(Excerpted records):
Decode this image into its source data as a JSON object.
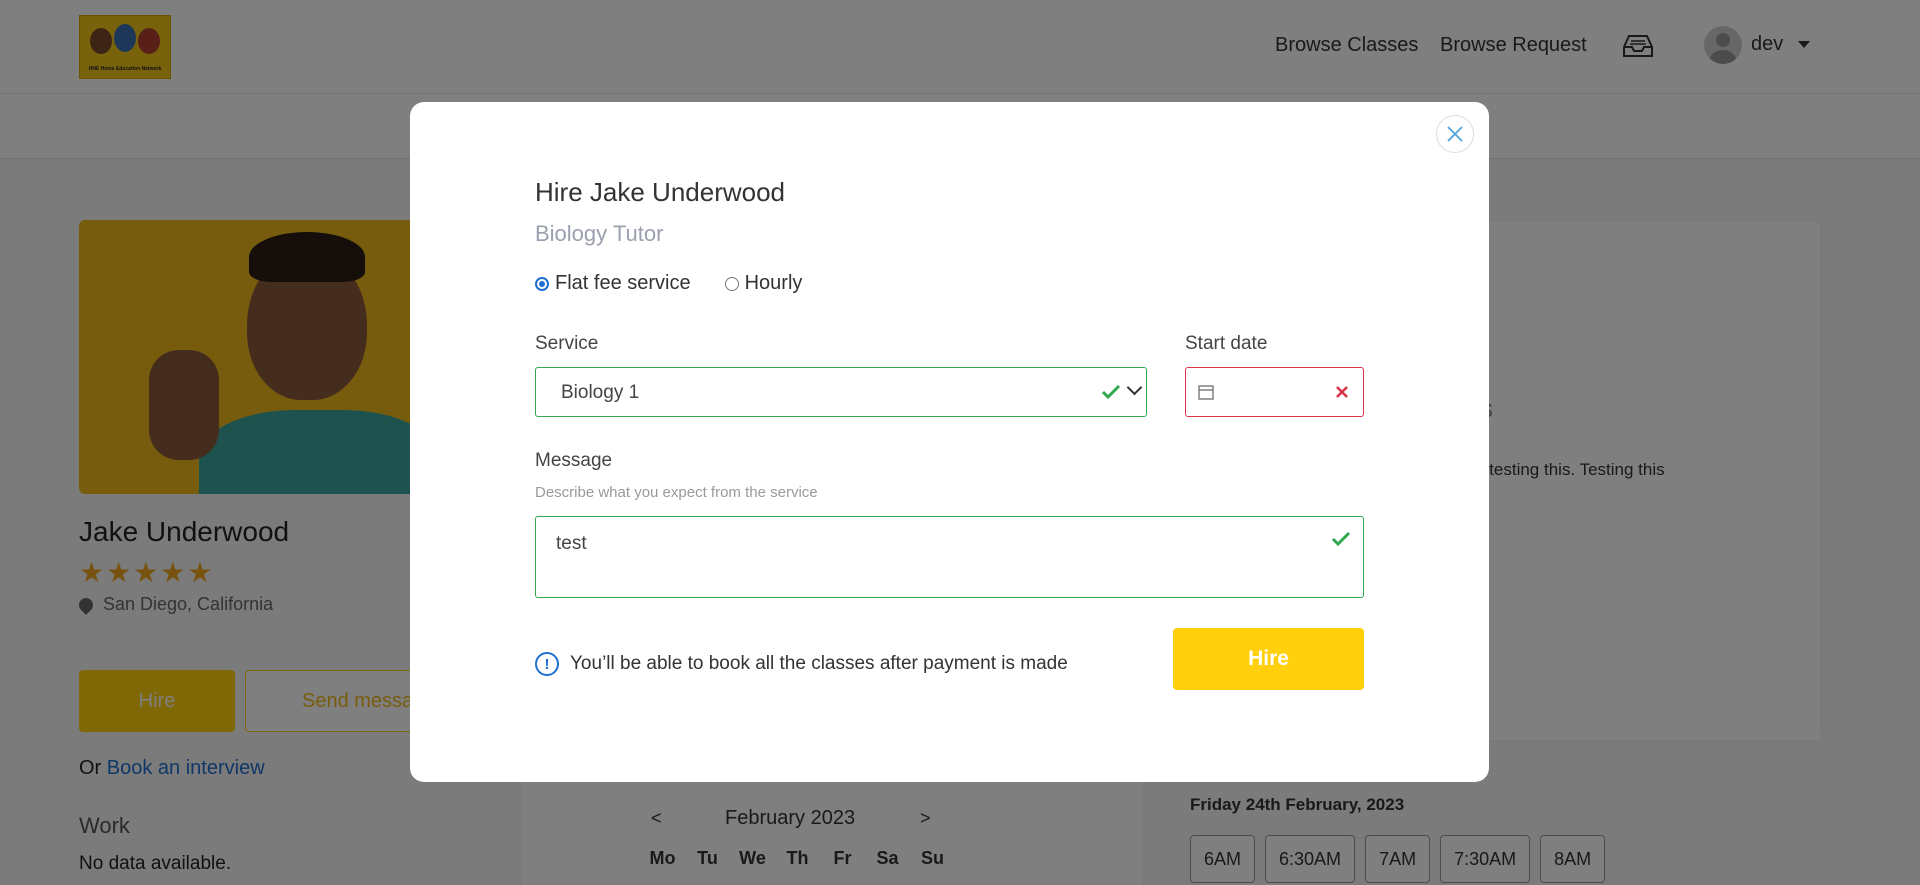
{
  "header": {
    "logo_text": "HNE Home Education Network",
    "nav": [
      "Browse Classes",
      "Browse Request"
    ],
    "user_name": "dev"
  },
  "profile": {
    "name": "Jake Underwood",
    "rating_stars": 5,
    "location": "San Diego, California",
    "hire_label": "Hire",
    "send_message_label": "Send message",
    "or_text": "Or ",
    "book_interview_label": "Book an interview",
    "work_title": "Work",
    "no_data": "No data available."
  },
  "right_panel": {
    "heading_fragment": "s",
    "text_fragment": "n testing this. Testing this"
  },
  "calendar": {
    "prev": "<",
    "next": ">",
    "month": "February 2023",
    "days": [
      "Mo",
      "Tu",
      "We",
      "Th",
      "Fr",
      "Sa",
      "Su"
    ],
    "selected_date": "Friday 24th February, 2023",
    "slots": [
      "6AM",
      "6:30AM",
      "7AM",
      "7:30AM",
      "8AM"
    ]
  },
  "modal": {
    "title": "Hire Jake Underwood",
    "subtitle": "Biology Tutor",
    "options": [
      "Flat fee service",
      "Hourly"
    ],
    "selected_option": "Flat fee service",
    "service_label": "Service",
    "service_value": "Biology 1",
    "start_date_label": "Start date",
    "start_date_value": "",
    "message_label": "Message",
    "message_help": "Describe what you expect from the service",
    "message_value": "test",
    "info_text": "You’ll be able to book all the classes after payment is made",
    "hire_button": "Hire"
  },
  "colors": {
    "accent_yellow": "#ffd00b",
    "valid_green": "#2fa84f",
    "invalid_red": "#dc3545",
    "link_blue": "#1f6fd1"
  }
}
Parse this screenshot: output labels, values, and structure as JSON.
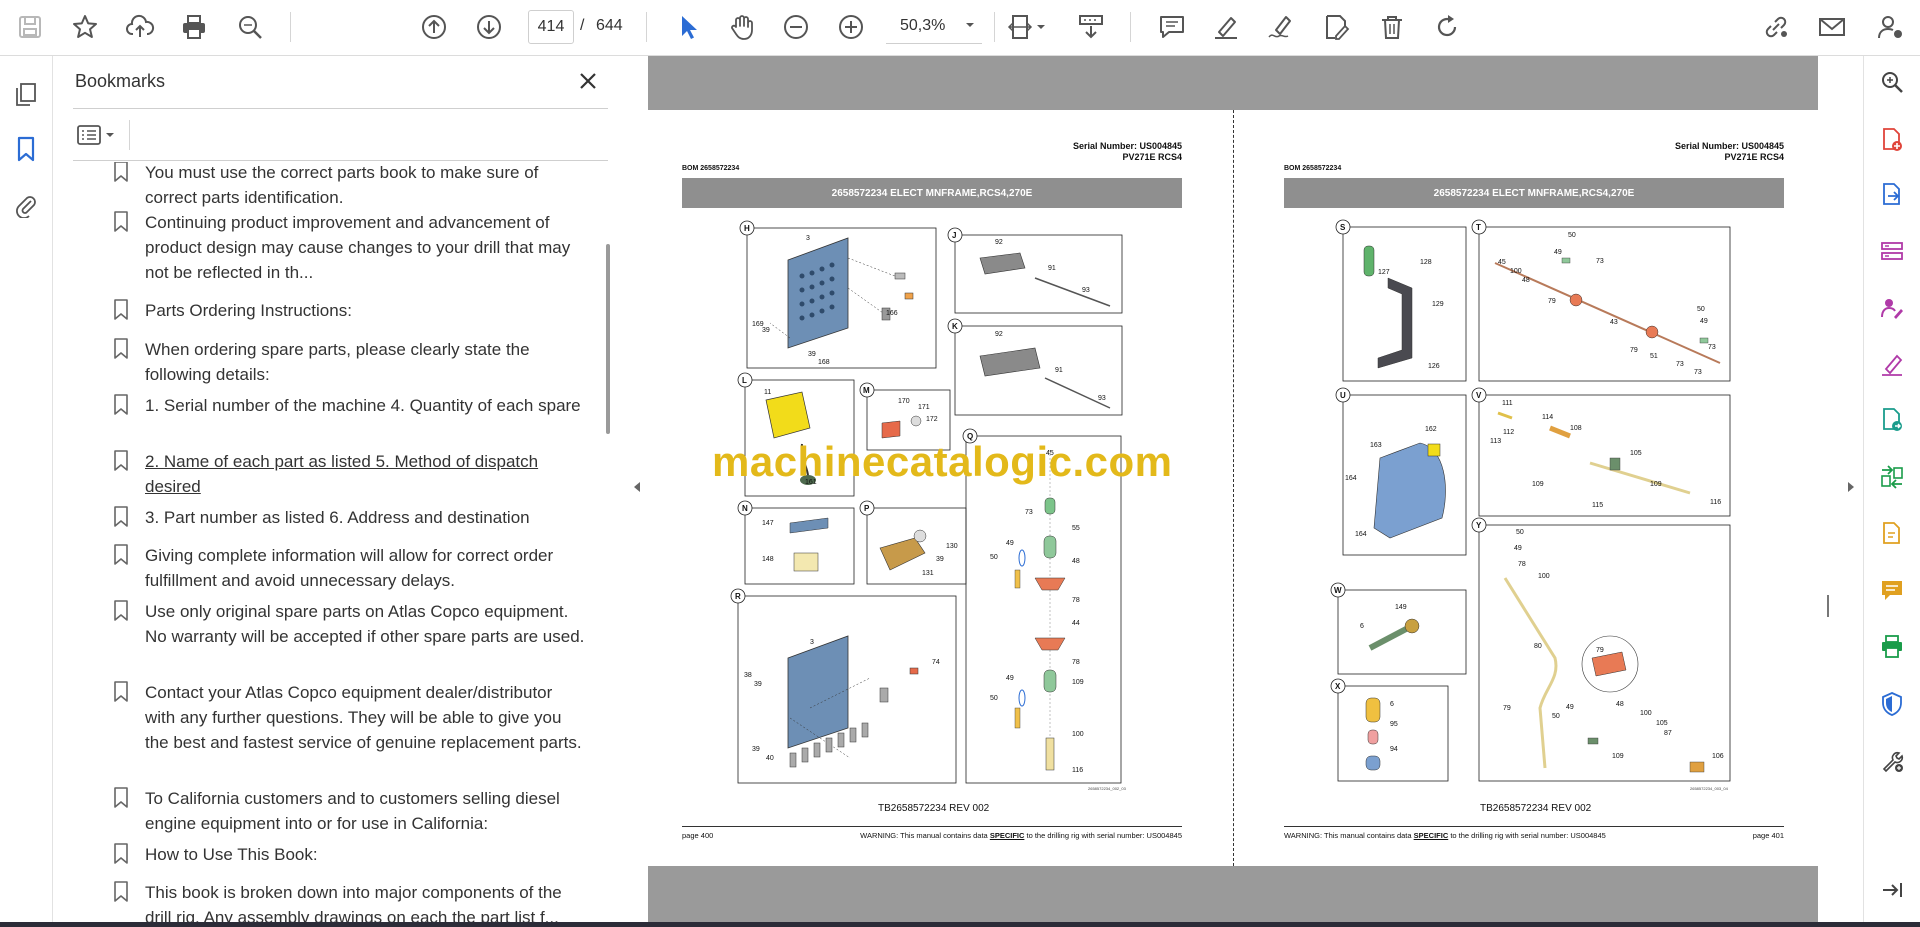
{
  "toolbar": {
    "page_current": "414",
    "page_separator": "/",
    "page_total": "644",
    "zoom": "50,3%"
  },
  "bookmarks": {
    "title": "Bookmarks",
    "items": [
      {
        "label": "You must use the correct parts book to make sure of correct parts identification."
      },
      {
        "label": "Continuing product improvement and advancement of product design may cause changes to your drill that may not be reflected in th..."
      },
      {
        "label": "Parts Ordering Instructions:"
      },
      {
        "label": "When ordering spare parts, please clearly state the following details:"
      },
      {
        "label": "1. Serial number of the machine 4. Quantity of each spare"
      },
      {
        "label": "2. Name of each part as listed 5. Method of dispatch desired"
      },
      {
        "label": "3. Part number as listed 6. Address and destination"
      },
      {
        "label": "Giving complete information will allow for correct order fulfillment and avoid unnecessary delays."
      },
      {
        "label": "Use only original spare parts on Atlas Copco equipment. No warranty will be accepted if other spare parts are used."
      },
      {
        "label": "Contact your Atlas Copco equipment dealer/distributor with any further questions. They will be able to give you the best and fastest service of genuine replacement parts."
      },
      {
        "label": "To California customers and to customers selling diesel engine equipment into or for use in California:"
      },
      {
        "label": "How to Use This Book:"
      },
      {
        "label": "This book is broken down into major components of the drill rig. Any assembly drawings on each the part list f..."
      }
    ]
  },
  "watermark": "machinecatalogic.com",
  "left_page": {
    "serial_line1": "Serial Number: US004845",
    "serial_line2": "PV271E RCS4",
    "bom": "BOM 2658572234",
    "title": "2658572234 ELECT MNFRAME,RCS4,270E",
    "drawing_ref": "TB2658572234 REV 002",
    "page_label": "page 400",
    "warning_pre": "WARNING:  This manual contains data ",
    "warning_specific": "SPECIFIC",
    "warning_post": " to the drilling rig with serial number: US004845",
    "image_code": "2658572234_002_03",
    "callouts": {
      "H": "H",
      "J": "J",
      "K": "K",
      "L": "L",
      "M": "M",
      "N": "N",
      "P": "P",
      "Q": "Q",
      "R": "R",
      "h3": "3",
      "h169": "169",
      "h39": "39",
      "h39b": "39",
      "h168": "168",
      "h166": "166",
      "j92": "92",
      "j91": "91",
      "j93": "93",
      "k92": "92",
      "k91": "91",
      "k93": "93",
      "l11": "11",
      "l161": "161",
      "m170": "170",
      "m171": "171",
      "m172": "172",
      "n147": "147",
      "n148": "148",
      "p130": "130",
      "p39": "39",
      "p131": "131",
      "q45": "45",
      "q73": "73",
      "q55": "55",
      "q49": "49",
      "q50": "50",
      "q48": "48",
      "q78": "78",
      "q44": "44",
      "q78b": "78",
      "q49b": "49",
      "q50b": "50",
      "q109": "109",
      "q100": "100",
      "q116": "116",
      "r3": "3",
      "r38": "38",
      "r39": "39",
      "r74": "74",
      "r39b": "39",
      "r40": "40"
    }
  },
  "right_page": {
    "serial_line1": "Serial Number: US004845",
    "serial_line2": "PV271E RCS4",
    "bom": "BOM 2658572234",
    "title": "2658572234 ELECT MNFRAME,RCS4,270E",
    "drawing_ref": "TB2658572234 REV 002",
    "page_label": "page 401",
    "warning_pre": "WARNING:  This manual contains data ",
    "warning_specific": "SPECIFIC",
    "warning_post": " to the drilling rig with serial number: US004845",
    "image_code": "2658572234_003_04",
    "callouts": {
      "S": "S",
      "T": "T",
      "U": "U",
      "V": "V",
      "W": "W",
      "X": "X",
      "Y": "Y",
      "s127": "127",
      "s128": "128",
      "s129": "129",
      "s126": "126",
      "t50": "50",
      "t45": "45",
      "t100": "100",
      "t48": "48",
      "t49": "49",
      "t73": "73",
      "t79": "79",
      "t43": "43",
      "t79b": "79",
      "t51": "51",
      "t73b": "73",
      "t73c": "73",
      "t50b": "50",
      "t49b": "49",
      "t73d": "73",
      "u162": "162",
      "u163": "163",
      "u164": "164",
      "u164b": "164",
      "v111": "111",
      "v114": "114",
      "v108": "108",
      "v112": "112",
      "v113": "113",
      "v109": "109",
      "v105": "105",
      "v115": "115",
      "v109b": "109",
      "v116": "116",
      "w149": "149",
      "w6": "6",
      "x6": "6",
      "x95": "95",
      "x94": "94",
      "y50": "50",
      "y49": "49",
      "y78": "78",
      "y100": "100",
      "y80": "80",
      "y79": "79",
      "y79b": "79",
      "y49b": "49",
      "y50b": "50",
      "y48": "48",
      "y100b": "100",
      "y105": "105",
      "y87": "87",
      "y109": "109",
      "y106": "106"
    }
  }
}
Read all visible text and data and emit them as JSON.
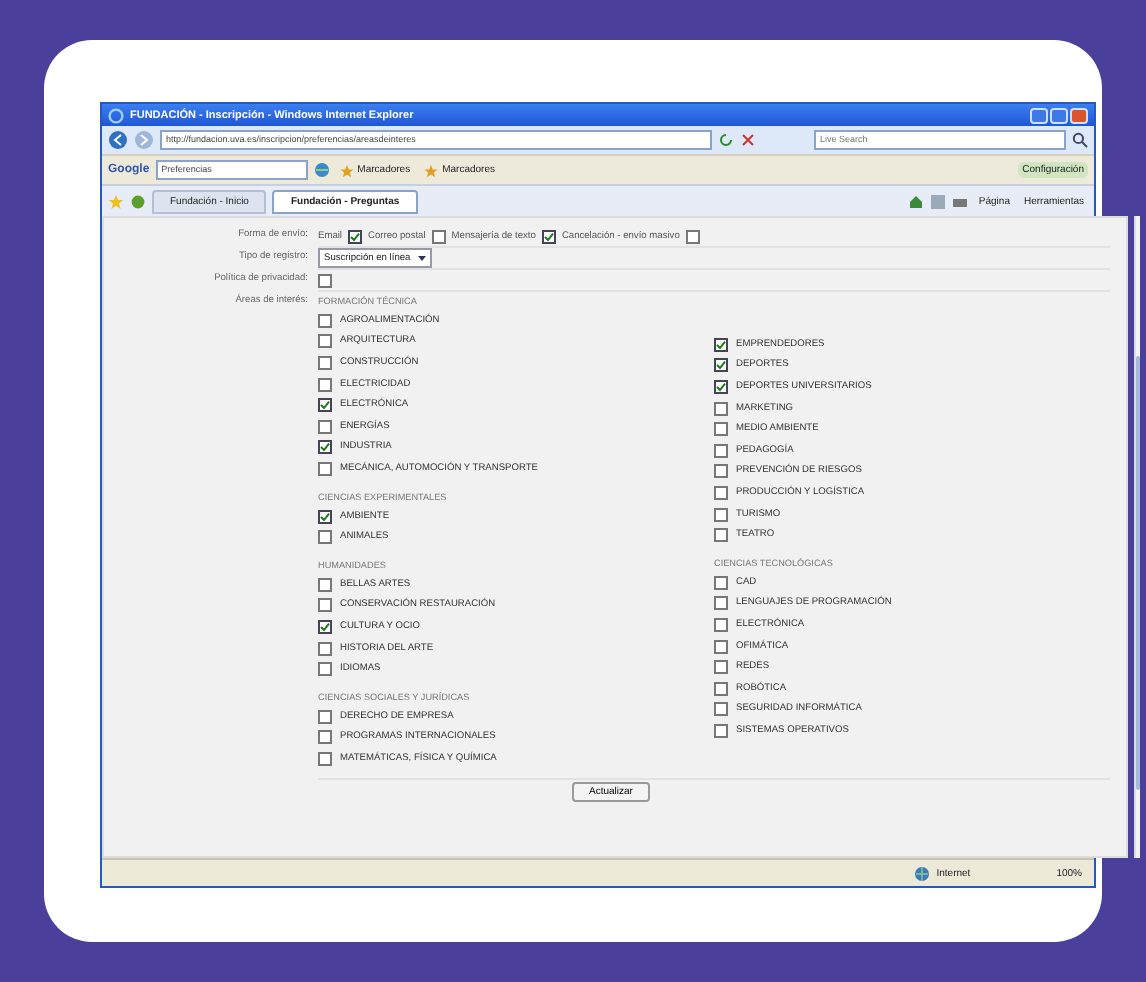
{
  "window": {
    "title": "FUNDACIÓN - Inscripción - Windows Internet Explorer"
  },
  "address_bar": {
    "value": "http://fundacion.uva.es/inscripcion/preferencias/areasdeinteres",
    "search_placeholder": "Live Search"
  },
  "google_toolbar": {
    "label": "Google",
    "search_value": "Preferencias",
    "items": [
      "Marcadores",
      "Marcadores"
    ],
    "settings": "Configuración"
  },
  "tabs": [
    {
      "label": "Fundación - Inicio",
      "selected": false
    },
    {
      "label": "Fundación - Preguntas",
      "selected": true
    }
  ],
  "command_bar": [
    "Página",
    "Herramientas"
  ],
  "form": {
    "rows": [
      {
        "label": "Forma de envío:",
        "kind": "options",
        "options": [
          {
            "label": "Email",
            "checked": true
          },
          {
            "label": "Correo postal",
            "checked": false
          },
          {
            "label": "Mensajería de texto",
            "checked": true
          },
          {
            "label": "Cancelación - envío masivo",
            "checked": false
          }
        ]
      },
      {
        "label": "Tipo de registro:",
        "kind": "select",
        "value": "Suscripción en línea"
      },
      {
        "label": "Política de privacidad:",
        "kind": "check",
        "checked": false
      },
      {
        "label": "Áreas de interés:",
        "kind": "areas"
      }
    ],
    "columns": [
      [
        {
          "title": "FORMACIÓN TÉCNICA",
          "items": [
            {
              "label": "AGROALIMENTACIÓN",
              "checked": false
            },
            {
              "label": "ARQUITECTURA",
              "checked": false
            },
            {
              "label": "CONSTRUCCIÓN",
              "checked": false
            },
            {
              "label": "ELECTRICIDAD",
              "checked": false
            },
            {
              "label": "ELECTRÓNICA",
              "checked": true
            },
            {
              "label": "ENERGÍAS",
              "checked": false
            },
            {
              "label": "INDUSTRIA",
              "checked": true
            },
            {
              "label": "MECÁNICA, AUTOMOCIÓN Y TRANSPORTE",
              "checked": false
            }
          ]
        },
        {
          "title": "CIENCIAS EXPERIMENTALES",
          "items": [
            {
              "label": "AMBIENTE",
              "checked": true
            },
            {
              "label": "ANIMALES",
              "checked": false
            }
          ]
        },
        {
          "title": "HUMANIDADES",
          "items": [
            {
              "label": "BELLAS ARTES",
              "checked": false
            },
            {
              "label": "CONSERVACIÓN RESTAURACIÓN",
              "checked": false
            },
            {
              "label": "CULTURA Y OCIO",
              "checked": true
            },
            {
              "label": "HISTORIA DEL ARTE",
              "checked": false
            },
            {
              "label": "IDIOMAS",
              "checked": false
            }
          ]
        },
        {
          "title": "CIENCIAS SOCIALES Y JURÍDICAS",
          "items": [
            {
              "label": "DERECHO DE EMPRESA",
              "checked": false
            },
            {
              "label": "PROGRAMAS INTERNACIONALES",
              "checked": false
            },
            {
              "label": "MATEMÁTICAS, FÍSICA Y QUÍMICA",
              "checked": false
            }
          ]
        }
      ],
      [
        {
          "items": [
            {
              "label": "EMPRENDEDORES",
              "checked": true
            },
            {
              "label": "DEPORTES",
              "checked": true
            },
            {
              "label": "DEPORTES UNIVERSITARIOS",
              "checked": true
            },
            {
              "label": "MARKETING",
              "checked": false
            },
            {
              "label": "MEDIO AMBIENTE",
              "checked": false
            },
            {
              "label": "PEDAGOGÍA",
              "checked": false
            },
            {
              "label": "PREVENCIÓN DE RIESGOS",
              "checked": false
            },
            {
              "label": "PRODUCCIÓN Y LOGÍSTICA",
              "checked": false
            },
            {
              "label": "TURISMO",
              "checked": false
            },
            {
              "label": "TEATRO",
              "checked": false
            }
          ]
        },
        {
          "title": "CIENCIAS TECNOLÓGICAS",
          "items": [
            {
              "label": "CAD",
              "checked": false
            },
            {
              "label": "LENGUAJES DE PROGRAMACIÓN",
              "checked": false
            },
            {
              "label": "ELECTRÓNICA",
              "checked": false
            },
            {
              "label": "OFIMÁTICA",
              "checked": false
            },
            {
              "label": "REDES",
              "checked": false
            },
            {
              "label": "ROBÓTICA",
              "checked": false
            },
            {
              "label": "SEGURIDAD INFORMÁTICA",
              "checked": false
            },
            {
              "label": "SISTEMAS OPERATIVOS",
              "checked": false
            }
          ]
        }
      ]
    ],
    "submit": "Actualizar"
  },
  "status_bar": {
    "zone": "Internet",
    "zoom": "100%"
  }
}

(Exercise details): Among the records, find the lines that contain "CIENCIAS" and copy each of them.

(Task result):
          "title": "CIENCIAS EXPERIMENTALES",
          "title": "CIENCIAS SOCIALES Y JURÍDICAS",
          "title": "CIENCIAS TECNOLÓGICAS",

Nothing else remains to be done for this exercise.